Nothing in the records may change when you print them out again.

Entries shown

====================

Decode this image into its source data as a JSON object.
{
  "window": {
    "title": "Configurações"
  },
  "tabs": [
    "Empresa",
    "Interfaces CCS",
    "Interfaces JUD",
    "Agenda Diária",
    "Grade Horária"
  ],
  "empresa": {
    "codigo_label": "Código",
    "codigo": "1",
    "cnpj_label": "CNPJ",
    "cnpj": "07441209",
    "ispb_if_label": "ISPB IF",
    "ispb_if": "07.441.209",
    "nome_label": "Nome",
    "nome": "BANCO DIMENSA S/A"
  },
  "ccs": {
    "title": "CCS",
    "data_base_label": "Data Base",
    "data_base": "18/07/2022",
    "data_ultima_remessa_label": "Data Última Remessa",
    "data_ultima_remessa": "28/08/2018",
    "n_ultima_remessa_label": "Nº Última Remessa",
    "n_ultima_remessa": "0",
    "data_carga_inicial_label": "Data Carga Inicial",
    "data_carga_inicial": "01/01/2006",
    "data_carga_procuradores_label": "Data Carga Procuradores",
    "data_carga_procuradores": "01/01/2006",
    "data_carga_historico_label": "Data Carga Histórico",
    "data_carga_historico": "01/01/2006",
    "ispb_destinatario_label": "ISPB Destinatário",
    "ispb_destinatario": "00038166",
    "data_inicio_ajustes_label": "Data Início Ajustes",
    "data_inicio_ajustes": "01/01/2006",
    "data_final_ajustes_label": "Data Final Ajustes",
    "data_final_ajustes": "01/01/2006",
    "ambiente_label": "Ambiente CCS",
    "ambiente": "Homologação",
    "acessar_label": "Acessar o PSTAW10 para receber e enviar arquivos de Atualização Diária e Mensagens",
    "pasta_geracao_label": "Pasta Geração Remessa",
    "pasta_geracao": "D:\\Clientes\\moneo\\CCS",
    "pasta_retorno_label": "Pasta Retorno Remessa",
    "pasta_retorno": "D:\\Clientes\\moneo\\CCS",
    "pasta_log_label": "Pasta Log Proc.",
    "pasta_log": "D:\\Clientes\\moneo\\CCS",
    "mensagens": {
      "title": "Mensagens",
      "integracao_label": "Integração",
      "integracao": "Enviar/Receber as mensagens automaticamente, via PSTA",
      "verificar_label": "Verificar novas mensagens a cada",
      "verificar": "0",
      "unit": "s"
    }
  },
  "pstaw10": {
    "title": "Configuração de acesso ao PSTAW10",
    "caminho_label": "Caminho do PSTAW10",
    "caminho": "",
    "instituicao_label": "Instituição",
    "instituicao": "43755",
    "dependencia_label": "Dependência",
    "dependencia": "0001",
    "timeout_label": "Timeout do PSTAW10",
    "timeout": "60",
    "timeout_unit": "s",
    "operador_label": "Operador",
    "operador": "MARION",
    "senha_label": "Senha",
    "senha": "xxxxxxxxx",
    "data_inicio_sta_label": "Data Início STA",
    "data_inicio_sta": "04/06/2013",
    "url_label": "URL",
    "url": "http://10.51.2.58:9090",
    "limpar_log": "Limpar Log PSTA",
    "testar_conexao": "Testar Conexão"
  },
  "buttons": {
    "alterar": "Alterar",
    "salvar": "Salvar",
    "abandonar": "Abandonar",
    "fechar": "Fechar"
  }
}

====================

Written response
Decode this image into its source data as a JSON object.
{
  "window": {
    "title": "Configurações"
  },
  "tabs": [
    "Empresa",
    "Interfaces CCS",
    "Interfaces JUD",
    "Agenda Diária",
    "Grade Horária"
  ],
  "empresa": {
    "codigo_label": "Código",
    "codigo": "1",
    "cnpj_label": "CNPJ",
    "cnpj": "07441209",
    "ispb_if_label": "ISPB IF",
    "ispb_if": "07.441.209",
    "nome_label": "Nome",
    "nome": "BANCO DIMENSA S/A"
  },
  "ccs": {
    "title": "CCS",
    "data_base_label": "Data Base",
    "data_base": "18/07/2022",
    "data_ultima_remessa_label": "Data Última Remessa",
    "data_ultima_remessa": "28/08/2018",
    "n_ultima_remessa_label": "Nº Última Remessa",
    "n_ultima_remessa": "0",
    "data_carga_inicial_label": "Data Carga Inicial",
    "data_carga_inicial": "01/01/2006",
    "data_carga_procuradores_label": "Data Carga Procuradores",
    "data_carga_procuradores": "01/01/2006",
    "data_carga_historico_label": "Data Carga Histórico",
    "data_carga_historico": "01/01/2006",
    "ispb_destinatario_label": "ISPB Destinatário",
    "ispb_destinatario": "00038166",
    "data_inicio_ajustes_label": "Data Início Ajustes",
    "data_inicio_ajustes": "01/01/2006",
    "data_final_ajustes_label": "Data Final Ajustes",
    "data_final_ajustes": "01/01/2006",
    "ambiente_label": "Ambiente CCS",
    "ambiente": "Homologação",
    "acessar_label": "Acessar o PSTAW10 para receber e enviar arquivos de Atualização Diária e Mensagens",
    "pasta_geracao_label": "Pasta Geração Remessa",
    "pasta_geracao": "D:\\Clientes\\moneo\\CCS",
    "pasta_retorno_label": "Pasta Retorno Remessa",
    "pasta_retorno": "D:\\Clientes\\moneo\\CCS",
    "pasta_log_label": "Pasta Log Proc.",
    "pasta_log": "D:\\Clientes\\moneo\\CCS",
    "mensagens": {
      "title": "Mensagens",
      "integracao_label": "Integração",
      "integracao": "Enviar/Receber as mensagens automaticamente, via PSTA",
      "verificar_label": "Verificar novas mensagens a cada",
      "verificar": "0",
      "unit": "s"
    }
  },
  "pstaw10": {
    "title": "Configuração de acesso ao PSTAW10",
    "caminho_label": "Caminho do PSTAW10",
    "caminho": "",
    "instituicao_label": "Instituição",
    "instituicao": "43755",
    "dependencia_label": "Dependência",
    "dependencia": "0001",
    "timeout_label": "Timeout do PSTAW10",
    "timeout": "60",
    "timeout_unit": "s",
    "operador_label": "Operador",
    "operador": "MARION",
    "senha_label": "Senha",
    "senha": "xxxxxxxxx",
    "data_inicio_sta_label": "Data Início STA",
    "data_inicio_sta": "04/06/2013",
    "url_label": "URL",
    "url": "http://10.51.2.58:9090",
    "limpar_log": "Limpar Log PSTA",
    "testar_conexao": "Testar Conexão"
  },
  "buttons": {
    "alterar": "Alterar",
    "salvar": "Salvar",
    "abandonar": "Abandonar",
    "fechar": "Fechar"
  }
}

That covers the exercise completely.